Task description:
Give a single number in reply. It is the count of lines below that contain the string "Normal".

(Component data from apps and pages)
|---|
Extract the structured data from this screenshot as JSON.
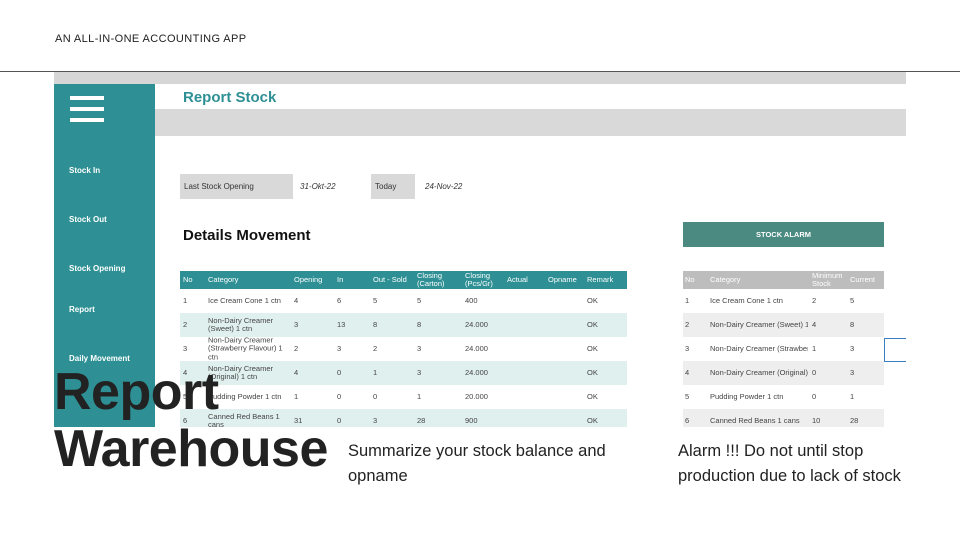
{
  "tagline": "AN ALL-IN-ONE ACCOUNTING APP",
  "app": {
    "title": "Report Stock",
    "sidebar_items": [
      "Stock In",
      "Stock Out",
      "Stock Opening",
      "Report",
      "Daily Movement"
    ],
    "fields": {
      "last_opening_label": "Last Stock Opening",
      "last_opening_value": "31-Okt-22",
      "today_label": "Today",
      "today_value": "24-Nov-22"
    },
    "details_title": "Details Movement",
    "details_columns": [
      "No",
      "Category",
      "Opening",
      "In",
      "Out - Sold",
      "Closing (Carton)",
      "Closing (Pcs/Gr)",
      "Actual",
      "Opname",
      "Remark"
    ],
    "details_rows": [
      {
        "no": "1",
        "category": "Ice Cream Cone 1 ctn",
        "opening": "4",
        "in": "6",
        "out": "5",
        "closing_carton": "5",
        "closing_pcs": "400",
        "actual": "",
        "opname": "",
        "remark": "OK"
      },
      {
        "no": "2",
        "category": "Non-Dairy Creamer (Sweet) 1 ctn",
        "opening": "3",
        "in": "13",
        "out": "8",
        "closing_carton": "8",
        "closing_pcs": "24.000",
        "actual": "",
        "opname": "",
        "remark": "OK"
      },
      {
        "no": "3",
        "category": "Non-Dairy Creamer (Strawberry Flavour) 1 ctn",
        "opening": "2",
        "in": "3",
        "out": "2",
        "closing_carton": "3",
        "closing_pcs": "24.000",
        "actual": "",
        "opname": "",
        "remark": "OK"
      },
      {
        "no": "4",
        "category": "Non-Dairy Creamer (Original) 1 ctn",
        "opening": "4",
        "in": "0",
        "out": "1",
        "closing_carton": "3",
        "closing_pcs": "24.000",
        "actual": "",
        "opname": "",
        "remark": "OK"
      },
      {
        "no": "5",
        "category": "Pudding Powder 1 ctn",
        "opening": "1",
        "in": "0",
        "out": "0",
        "closing_carton": "1",
        "closing_pcs": "20.000",
        "actual": "",
        "opname": "",
        "remark": "OK"
      },
      {
        "no": "6",
        "category": "Canned Red Beans 1 cans",
        "opening": "31",
        "in": "0",
        "out": "3",
        "closing_carton": "28",
        "closing_pcs": "900",
        "actual": "",
        "opname": "",
        "remark": "OK"
      }
    ],
    "alarm_button": "STOCK ALARM",
    "alarm_columns": [
      "No",
      "Category",
      "Minimum Stock",
      "Current"
    ],
    "alarm_rows": [
      {
        "no": "1",
        "category": "Ice Cream Cone 1 ctn",
        "min": "2",
        "current": "5"
      },
      {
        "no": "2",
        "category": "Non-Dairy Creamer (Sweet) 1 ctn",
        "min": "4",
        "current": "8"
      },
      {
        "no": "3",
        "category": "Non-Dairy Creamer (Strawberry Flavour) 1 ctn",
        "min": "1",
        "current": "3"
      },
      {
        "no": "4",
        "category": "Non-Dairy Creamer (Original) 1 ctn",
        "min": "0",
        "current": "3"
      },
      {
        "no": "5",
        "category": "Pudding Powder 1 ctn",
        "min": "0",
        "current": "1"
      },
      {
        "no": "6",
        "category": "Canned Red Beans 1 cans",
        "min": "10",
        "current": "28"
      }
    ]
  },
  "slide": {
    "title_line1": "Report",
    "title_line2": "Warehouse",
    "caption_left": "Summarize your stock balance and opname",
    "caption_right": "Alarm !!! Do not until stop production due to lack of stock"
  },
  "colors": {
    "accent": "#2e9094",
    "alarm": "#4a8a80",
    "row_alt": "#dff0ee"
  }
}
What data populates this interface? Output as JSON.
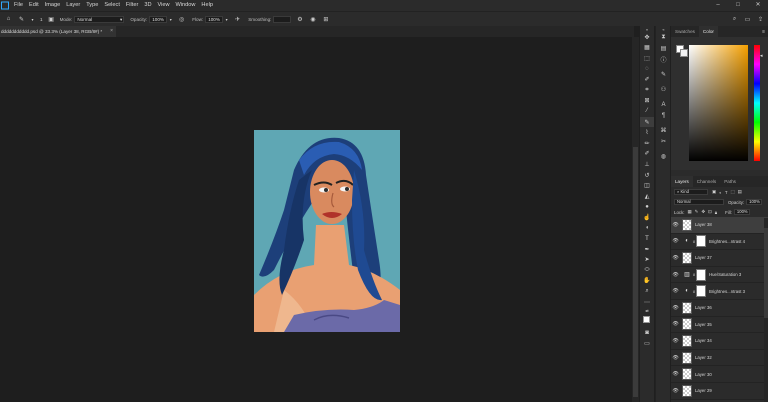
{
  "menu": [
    "File",
    "Edit",
    "Image",
    "Layer",
    "Type",
    "Select",
    "Filter",
    "3D",
    "View",
    "Window",
    "Help"
  ],
  "options": {
    "brush_size": "1",
    "mode_label": "Mode:",
    "mode_value": "Normal",
    "opacity_label": "Opacity:",
    "opacity_value": "100%",
    "flow_label": "Flow:",
    "flow_value": "100%",
    "smoothing_label": "Smoothing:"
  },
  "document_tab": {
    "title": "ddddddddddd.psd @ 33.3% (Layer 38, RGB/8#) *",
    "close": "×"
  },
  "panels": {
    "top_tabs": [
      "Swatches",
      "Color"
    ],
    "layer_tabs": [
      "Layers",
      "Channels",
      "Paths"
    ],
    "kind_label": "Kind",
    "blend_mode": "Normal",
    "opacity_label": "Opacity:",
    "opacity_value": "100%",
    "lock_label": "Lock:",
    "fill_label": "Fill:",
    "fill_value": "100%"
  },
  "layers": [
    {
      "name": "Layer 38",
      "type": "pixel",
      "selected": true
    },
    {
      "name": "Brightnes...ntrast 4",
      "type": "brightness",
      "selected": false
    },
    {
      "name": "Layer 37",
      "type": "pixel",
      "selected": false
    },
    {
      "name": "Hue/Saturation 3",
      "type": "hue",
      "selected": false
    },
    {
      "name": "Brightnes...ntrast 3",
      "type": "brightness",
      "selected": false
    },
    {
      "name": "Layer 36",
      "type": "pixel",
      "selected": false
    },
    {
      "name": "Layer 35",
      "type": "pixel",
      "selected": false
    },
    {
      "name": "Layer 34",
      "type": "pixel",
      "selected": false
    },
    {
      "name": "Layer 32",
      "type": "pixel",
      "selected": false
    },
    {
      "name": "Layer 30",
      "type": "pixel",
      "selected": false
    },
    {
      "name": "Layer 29",
      "type": "pixel",
      "selected": false
    }
  ],
  "colors": {
    "canvas_bg": "#5fa7b4",
    "ui_dark": "#1e1e1e",
    "ui_panel": "#2b2b2b",
    "color_picker_hue": "#f5a000"
  }
}
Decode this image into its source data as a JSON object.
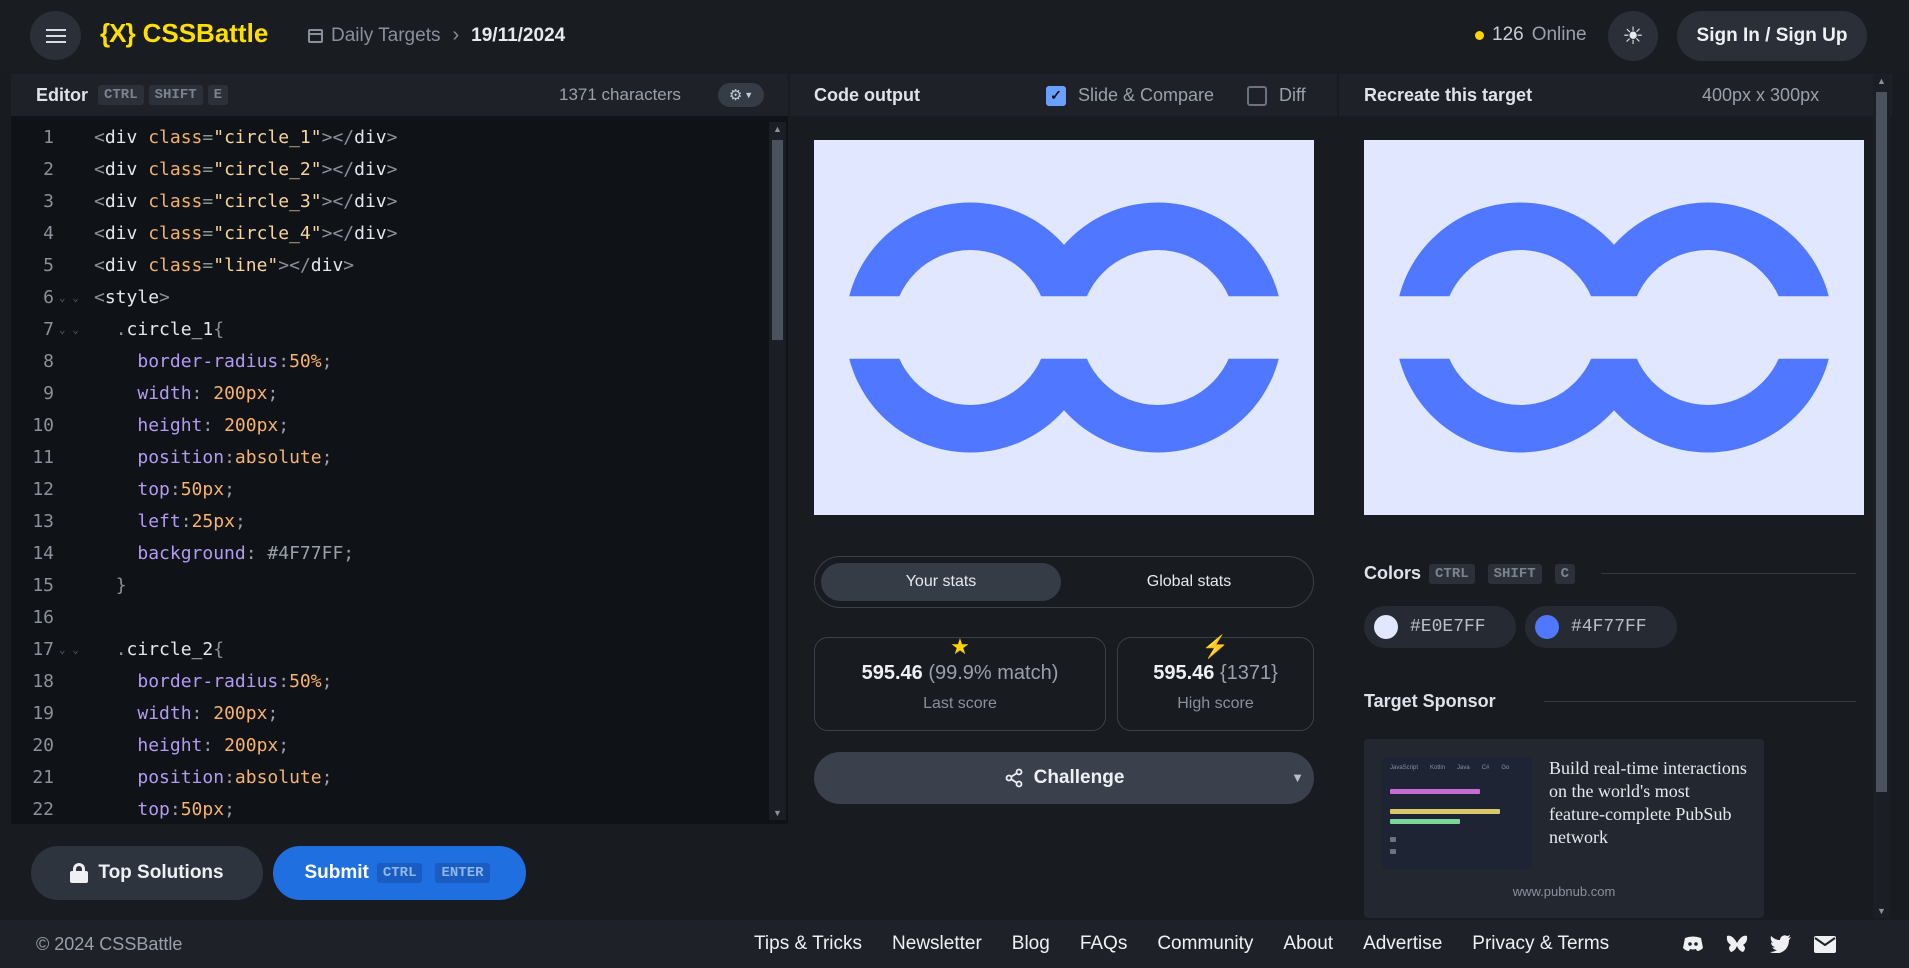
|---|
Solved problem:
2